Windows 11 is scheduled to begin reaching users as of October 5, 2021. That is less than two weeks at this time, and if we have seen something, those of us who have been participating in the Insider Program for more than five years, it is that there is very little that will change in the final version compared to the latest builds semi-stable that have been released on the beta channel.
Personally I like what they are doing with Windows 11 and I have already decided to permanently move from Windows 10. However, this does not mean that the system is ready, in fact, the state of some elements is even shameful, and what’s going on with File Explorer right now is … disastrous.
Do you draw attention to detail to this?
In the video above you can see how doing a simple navigation through the URL bar of Windows Explorer 11 results in an amazing walk through different interfaces, which have nothing to do with that “visual revolution” and that consistency that they both promise and do not deliver.
The new Explorer looks pretty and minimalist to the naked eye, and the controversial ribbon menu is gone .. or is it? It depends on how you open and what you open in the Explorer.
First note the small detail that clicking on the button to display the locations menu, shows another incomplete element that does not have rounded edges (less than two weeks, people).

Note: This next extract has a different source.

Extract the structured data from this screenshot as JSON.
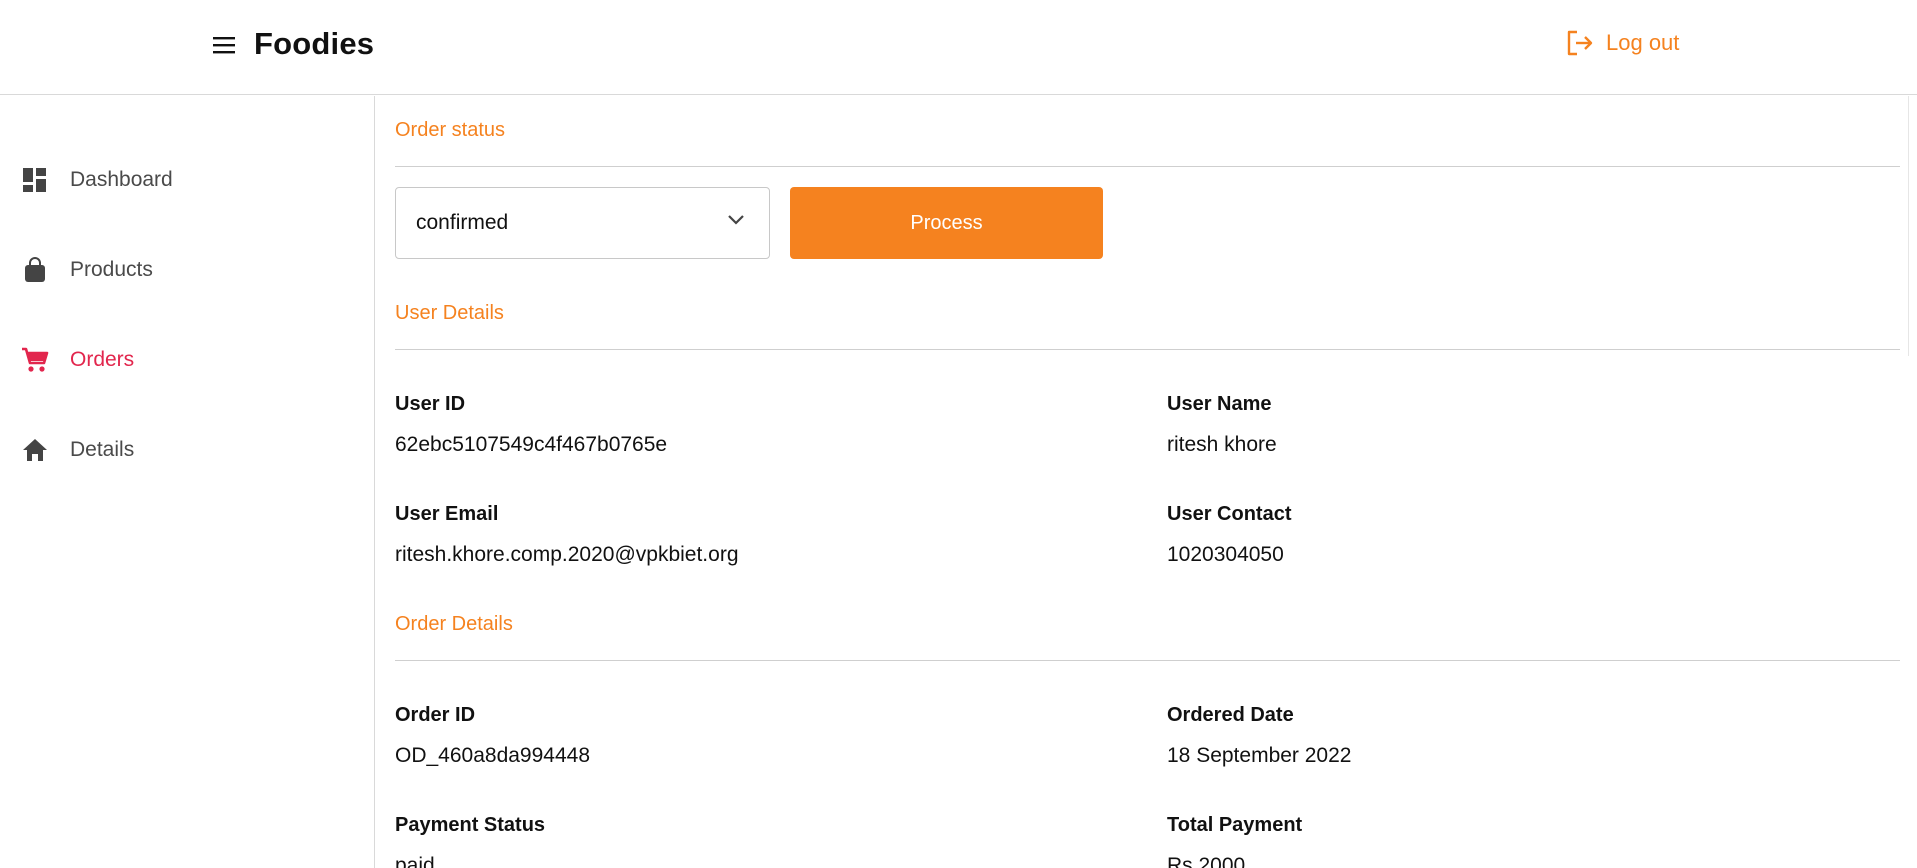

If we use that menu to go to our user folder, or a library or This computer, nothing out of the ordinary happens. But, if we decide to use it to go to the Control Panel (which remains as a quick location there) and then click on the up arrow to go back … surprise, it’s Windows 10 Explorer with ribbon menu and everything.
Not only completely change the interface to the old one, but the right click also changes and shows the old style. But there not for everything, if we decide to go to a folder like Contacts within your user, the File Explorer changes again, this time for one more similar to Windows 7. Attention to detail from another level.
I dare to bet that this will continue to be the case in the final version of Windows 11, stable they call her. I really want to be wrong and I hope that that promise from Panos Panay during the Windows 11 announcement in which he spoke of “attention to detail” with such passion is worth something, but I am not optimistic.
The good news in all of this is that upgrading to Windows 11 is completely optional, and Windows 10 will continue to be supported until 2025. What I don’t understand is the rush to launch a Windows 11 that clearly could benefit from a few more months of being polished. It is that even to return basic functions that have been removed from the taskbar we will have to wait until the end of 2022. Incomprehensible.